Records drawn from a dataset
====

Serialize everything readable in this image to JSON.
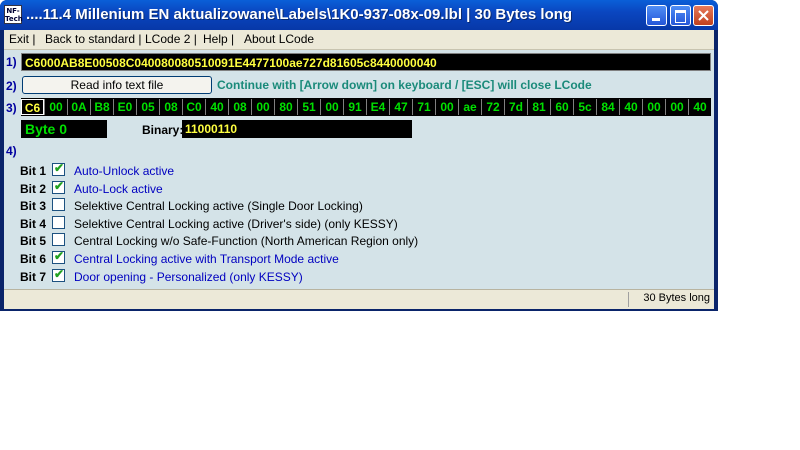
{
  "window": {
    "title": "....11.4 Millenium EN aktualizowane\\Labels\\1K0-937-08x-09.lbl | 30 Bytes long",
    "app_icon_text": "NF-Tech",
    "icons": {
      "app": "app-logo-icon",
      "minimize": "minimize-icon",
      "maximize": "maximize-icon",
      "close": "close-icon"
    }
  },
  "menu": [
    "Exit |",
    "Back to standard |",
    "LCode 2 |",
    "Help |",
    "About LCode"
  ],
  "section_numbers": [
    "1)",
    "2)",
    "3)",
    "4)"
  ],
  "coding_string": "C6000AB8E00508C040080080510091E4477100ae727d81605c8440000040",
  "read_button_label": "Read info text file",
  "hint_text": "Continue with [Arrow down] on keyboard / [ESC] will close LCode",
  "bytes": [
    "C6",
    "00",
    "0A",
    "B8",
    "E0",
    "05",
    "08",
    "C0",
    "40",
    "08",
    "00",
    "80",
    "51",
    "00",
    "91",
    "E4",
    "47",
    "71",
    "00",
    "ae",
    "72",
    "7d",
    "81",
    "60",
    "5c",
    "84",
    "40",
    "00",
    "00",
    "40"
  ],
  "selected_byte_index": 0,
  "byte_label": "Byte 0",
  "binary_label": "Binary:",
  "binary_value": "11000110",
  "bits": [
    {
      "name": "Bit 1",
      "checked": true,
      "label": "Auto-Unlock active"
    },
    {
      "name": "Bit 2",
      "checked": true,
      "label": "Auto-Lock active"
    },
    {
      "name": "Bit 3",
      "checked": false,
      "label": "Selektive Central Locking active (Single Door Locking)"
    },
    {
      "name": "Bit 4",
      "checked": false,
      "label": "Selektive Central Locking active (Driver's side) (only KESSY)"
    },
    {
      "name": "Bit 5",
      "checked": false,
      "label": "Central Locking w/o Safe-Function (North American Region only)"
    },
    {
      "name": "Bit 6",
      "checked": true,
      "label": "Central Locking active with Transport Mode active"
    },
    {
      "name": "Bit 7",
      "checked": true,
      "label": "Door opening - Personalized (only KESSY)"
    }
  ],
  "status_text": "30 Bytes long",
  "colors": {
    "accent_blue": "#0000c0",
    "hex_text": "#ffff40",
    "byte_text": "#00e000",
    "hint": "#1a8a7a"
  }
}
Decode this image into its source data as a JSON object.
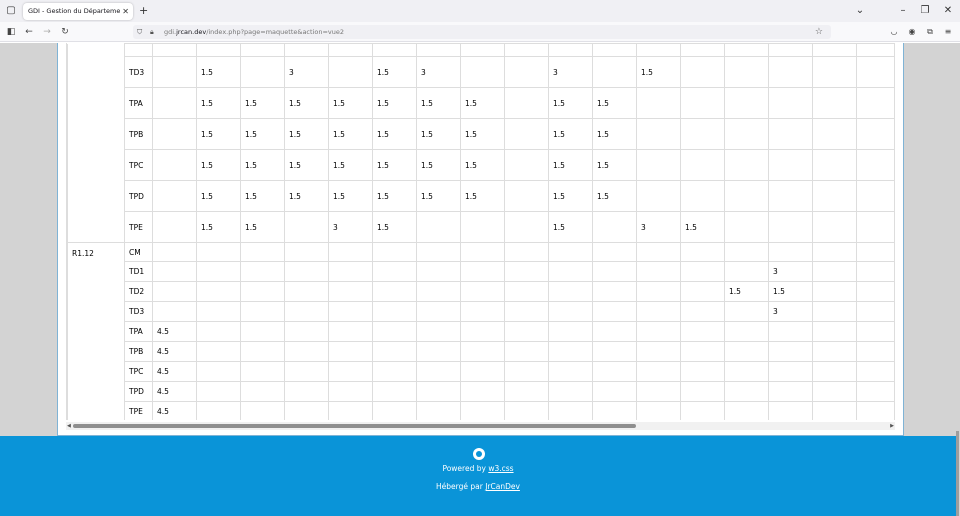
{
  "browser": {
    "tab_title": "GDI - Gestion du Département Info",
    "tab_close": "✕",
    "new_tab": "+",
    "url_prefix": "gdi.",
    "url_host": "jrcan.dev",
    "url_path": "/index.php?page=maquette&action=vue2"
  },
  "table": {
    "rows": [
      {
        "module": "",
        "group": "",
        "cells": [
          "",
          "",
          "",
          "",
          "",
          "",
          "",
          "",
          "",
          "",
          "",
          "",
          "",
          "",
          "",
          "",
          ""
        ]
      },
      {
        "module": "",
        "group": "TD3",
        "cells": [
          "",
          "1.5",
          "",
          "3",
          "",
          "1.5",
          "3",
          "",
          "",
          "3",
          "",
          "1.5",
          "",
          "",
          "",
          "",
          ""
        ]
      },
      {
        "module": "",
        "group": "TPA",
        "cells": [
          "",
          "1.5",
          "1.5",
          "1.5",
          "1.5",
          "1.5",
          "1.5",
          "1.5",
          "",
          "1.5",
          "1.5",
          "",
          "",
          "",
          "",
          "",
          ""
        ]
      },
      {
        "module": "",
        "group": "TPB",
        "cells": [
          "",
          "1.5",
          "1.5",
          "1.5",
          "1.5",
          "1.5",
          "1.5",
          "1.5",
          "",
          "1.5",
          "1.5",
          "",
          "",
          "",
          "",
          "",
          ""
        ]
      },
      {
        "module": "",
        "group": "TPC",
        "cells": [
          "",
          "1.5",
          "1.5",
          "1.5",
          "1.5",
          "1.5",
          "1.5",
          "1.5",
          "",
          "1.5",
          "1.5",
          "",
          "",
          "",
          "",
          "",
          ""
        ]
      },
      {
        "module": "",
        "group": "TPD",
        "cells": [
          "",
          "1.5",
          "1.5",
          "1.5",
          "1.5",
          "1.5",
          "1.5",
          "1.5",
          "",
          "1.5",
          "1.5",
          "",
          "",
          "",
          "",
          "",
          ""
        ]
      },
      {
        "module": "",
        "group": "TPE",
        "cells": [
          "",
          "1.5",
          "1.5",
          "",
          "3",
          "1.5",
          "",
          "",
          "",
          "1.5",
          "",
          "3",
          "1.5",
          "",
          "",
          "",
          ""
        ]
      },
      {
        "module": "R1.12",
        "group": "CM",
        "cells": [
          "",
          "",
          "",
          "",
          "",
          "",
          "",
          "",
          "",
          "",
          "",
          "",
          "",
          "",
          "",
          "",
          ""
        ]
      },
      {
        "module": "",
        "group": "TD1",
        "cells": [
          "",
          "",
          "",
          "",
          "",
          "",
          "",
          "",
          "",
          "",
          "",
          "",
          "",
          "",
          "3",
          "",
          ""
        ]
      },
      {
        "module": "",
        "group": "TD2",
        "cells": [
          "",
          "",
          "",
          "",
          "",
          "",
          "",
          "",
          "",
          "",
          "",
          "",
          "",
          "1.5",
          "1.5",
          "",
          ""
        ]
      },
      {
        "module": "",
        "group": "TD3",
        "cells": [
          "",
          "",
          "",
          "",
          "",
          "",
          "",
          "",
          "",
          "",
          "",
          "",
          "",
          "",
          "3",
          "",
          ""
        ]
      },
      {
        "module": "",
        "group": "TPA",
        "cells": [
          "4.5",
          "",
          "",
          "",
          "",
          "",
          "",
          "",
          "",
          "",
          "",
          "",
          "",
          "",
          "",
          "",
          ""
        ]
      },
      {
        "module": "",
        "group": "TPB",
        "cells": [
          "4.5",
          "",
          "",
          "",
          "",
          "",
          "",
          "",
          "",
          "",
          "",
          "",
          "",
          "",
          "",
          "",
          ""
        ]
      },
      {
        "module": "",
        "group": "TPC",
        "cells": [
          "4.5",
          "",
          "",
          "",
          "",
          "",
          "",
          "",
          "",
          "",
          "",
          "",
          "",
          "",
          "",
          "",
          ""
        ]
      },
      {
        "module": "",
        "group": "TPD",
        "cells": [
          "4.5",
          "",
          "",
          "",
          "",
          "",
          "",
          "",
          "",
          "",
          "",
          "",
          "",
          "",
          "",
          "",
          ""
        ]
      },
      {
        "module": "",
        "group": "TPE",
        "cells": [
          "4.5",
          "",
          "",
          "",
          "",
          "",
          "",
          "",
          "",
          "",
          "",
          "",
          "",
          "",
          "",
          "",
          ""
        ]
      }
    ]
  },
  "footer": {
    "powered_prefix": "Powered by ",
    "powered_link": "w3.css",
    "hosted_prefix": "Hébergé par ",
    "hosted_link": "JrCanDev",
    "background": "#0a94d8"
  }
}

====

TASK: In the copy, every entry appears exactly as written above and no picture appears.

WRITTEN ANSWER:
Serialize everything readable in this image to JSON.
{
  "window": {
    "title": "....11.4 Millenium EN aktualizowane\\Labels\\1K0-937-08x-09.lbl | 30 Bytes long",
    "app_icon_text": "NF-Tech",
    "icons": {
      "app": "app-logo-icon",
      "minimize": "minimize-icon",
      "maximize": "maximize-icon",
      "close": "close-icon"
    }
  },
  "menu": [
    "Exit |",
    "Back to standard |",
    "LCode 2 |",
    "Help |",
    "About LCode"
  ],
  "section_numbers": [
    "1)",
    "2)",
    "3)",
    "4)"
  ],
  "coding_string": "C6000AB8E00508C040080080510091E4477100ae727d81605c8440000040",
  "read_button_label": "Read info text file",
  "hint_text": "Continue with [Arrow down] on keyboard / [ESC] will close LCode",
  "bytes": [
    "C6",
    "00",
    "0A",
    "B8",
    "E0",
    "05",
    "08",
    "C0",
    "40",
    "08",
    "00",
    "80",
    "51",
    "00",
    "91",
    "E4",
    "47",
    "71",
    "00",
    "ae",
    "72",
    "7d",
    "81",
    "60",
    "5c",
    "84",
    "40",
    "00",
    "00",
    "40"
  ],
  "selected_byte_index": 0,
  "byte_label": "Byte 0",
  "binary_label": "Binary:",
  "binary_value": "11000110",
  "bits": [
    {
      "name": "Bit 1",
      "checked": true,
      "label": "Auto-Unlock active"
    },
    {
      "name": "Bit 2",
      "checked": true,
      "label": "Auto-Lock active"
    },
    {
      "name": "Bit 3",
      "checked": false,
      "label": "Selektive Central Locking active (Single Door Locking)"
    },
    {
      "name": "Bit 4",
      "checked": false,
      "label": "Selektive Central Locking active (Driver's side) (only KESSY)"
    },
    {
      "name": "Bit 5",
      "checked": false,
      "label": "Central Locking w/o Safe-Function (North American Region only)"
    },
    {
      "name": "Bit 6",
      "checked": true,
      "label": "Central Locking active with Transport Mode active"
    },
    {
      "name": "Bit 7",
      "checked": true,
      "label": "Door opening - Personalized (only KESSY)"
    }
  ],
  "status_text": "30 Bytes long",
  "colors": {
    "accent_blue": "#0000c0",
    "hex_text": "#ffff40",
    "byte_text": "#00e000",
    "hint": "#1a8a7a"
  }
}
Decode this image into its source data as a JSON object.
{
  "browser": {
    "tab_title": "GDI - Gestion du Département Info",
    "tab_close": "✕",
    "new_tab": "+",
    "url_prefix": "gdi.",
    "url_host": "jrcan.dev",
    "url_path": "/index.php?page=maquette&action=vue2"
  },
  "table": {
    "rows": [
      {
        "module": "",
        "group": "",
        "cells": [
          "",
          "",
          "",
          "",
          "",
          "",
          "",
          "",
          "",
          "",
          "",
          "",
          "",
          "",
          "",
          "",
          ""
        ]
      },
      {
        "module": "",
        "group": "TD3",
        "cells": [
          "",
          "1.5",
          "",
          "3",
          "",
          "1.5",
          "3",
          "",
          "",
          "3",
          "",
          "1.5",
          "",
          "",
          "",
          "",
          ""
        ]
      },
      {
        "module": "",
        "group": "TPA",
        "cells": [
          "",
          "1.5",
          "1.5",
          "1.5",
          "1.5",
          "1.5",
          "1.5",
          "1.5",
          "",
          "1.5",
          "1.5",
          "",
          "",
          "",
          "",
          "",
          ""
        ]
      },
      {
        "module": "",
        "group": "TPB",
        "cells": [
          "",
          "1.5",
          "1.5",
          "1.5",
          "1.5",
          "1.5",
          "1.5",
          "1.5",
          "",
          "1.5",
          "1.5",
          "",
          "",
          "",
          "",
          "",
          ""
        ]
      },
      {
        "module": "",
        "group": "TPC",
        "cells": [
          "",
          "1.5",
          "1.5",
          "1.5",
          "1.5",
          "1.5",
          "1.5",
          "1.5",
          "",
          "1.5",
          "1.5",
          "",
          "",
          "",
          "",
          "",
          ""
        ]
      },
      {
        "module": "",
        "group": "TPD",
        "cells": [
          "",
          "1.5",
          "1.5",
          "1.5",
          "1.5",
          "1.5",
          "1.5",
          "1.5",
          "",
          "1.5",
          "1.5",
          "",
          "",
          "",
          "",
          "",
          ""
        ]
      },
      {
        "module": "",
        "group": "TPE",
        "cells": [
          "",
          "1.5",
          "1.5",
          "",
          "3",
          "1.5",
          "",
          "",
          "",
          "1.5",
          "",
          "3",
          "1.5",
          "",
          "",
          "",
          ""
        ]
      },
      {
        "module": "R1.12",
        "group": "CM",
        "cells": [
          "",
          "",
          "",
          "",
          "",
          "",
          "",
          "",
          "",
          "",
          "",
          "",
          "",
          "",
          "",
          "",
          ""
        ]
      },
      {
        "module": "",
        "group": "TD1",
        "cells": [
          "",
          "",
          "",
          "",
          "",
          "",
          "",
          "",
          "",
          "",
          "",
          "",
          "",
          "",
          "3",
          "",
          ""
        ]
      },
      {
        "module": "",
        "group": "TD2",
        "cells": [
          "",
          "",
          "",
          "",
          "",
          "",
          "",
          "",
          "",
          "",
          "",
          "",
          "",
          "1.5",
          "1.5",
          "",
          ""
        ]
      },
      {
        "module": "",
        "group": "TD3",
        "cells": [
          "",
          "",
          "",
          "",
          "",
          "",
          "",
          "",
          "",
          "",
          "",
          "",
          "",
          "",
          "3",
          "",
          ""
        ]
      },
      {
        "module": "",
        "group": "TPA",
        "cells": [
          "4.5",
          "",
          "",
          "",
          "",
          "",
          "",
          "",
          "",
          "",
          "",
          "",
          "",
          "",
          "",
          "",
          ""
        ]
      },
      {
        "module": "",
        "group": "TPB",
        "cells": [
          "4.5",
          "",
          "",
          "",
          "",
          "",
          "",
          "",
          "",
          "",
          "",
          "",
          "",
          "",
          "",
          "",
          ""
        ]
      },
      {
        "module": "",
        "group": "TPC",
        "cells": [
          "4.5",
          "",
          "",
          "",
          "",
          "",
          "",
          "",
          "",
          "",
          "",
          "",
          "",
          "",
          "",
          "",
          ""
        ]
      },
      {
        "module": "",
        "group": "TPD",
        "cells": [
          "4.5",
          "",
          "",
          "",
          "",
          "",
          "",
          "",
          "",
          "",
          "",
          "",
          "",
          "",
          "",
          "",
          ""
        ]
      },
      {
        "module": "",
        "group": "TPE",
        "cells": [
          "4.5",
          "",
          "",
          "",
          "",
          "",
          "",
          "",
          "",
          "",
          "",
          "",
          "",
          "",
          "",
          "",
          ""
        ]
      }
    ]
  },
  "footer": {
    "powered_prefix": "Powered by ",
    "powered_link": "w3.css",
    "hosted_prefix": "Hébergé par ",
    "hosted_link": "JrCanDev",
    "background": "#0a94d8"
  }
}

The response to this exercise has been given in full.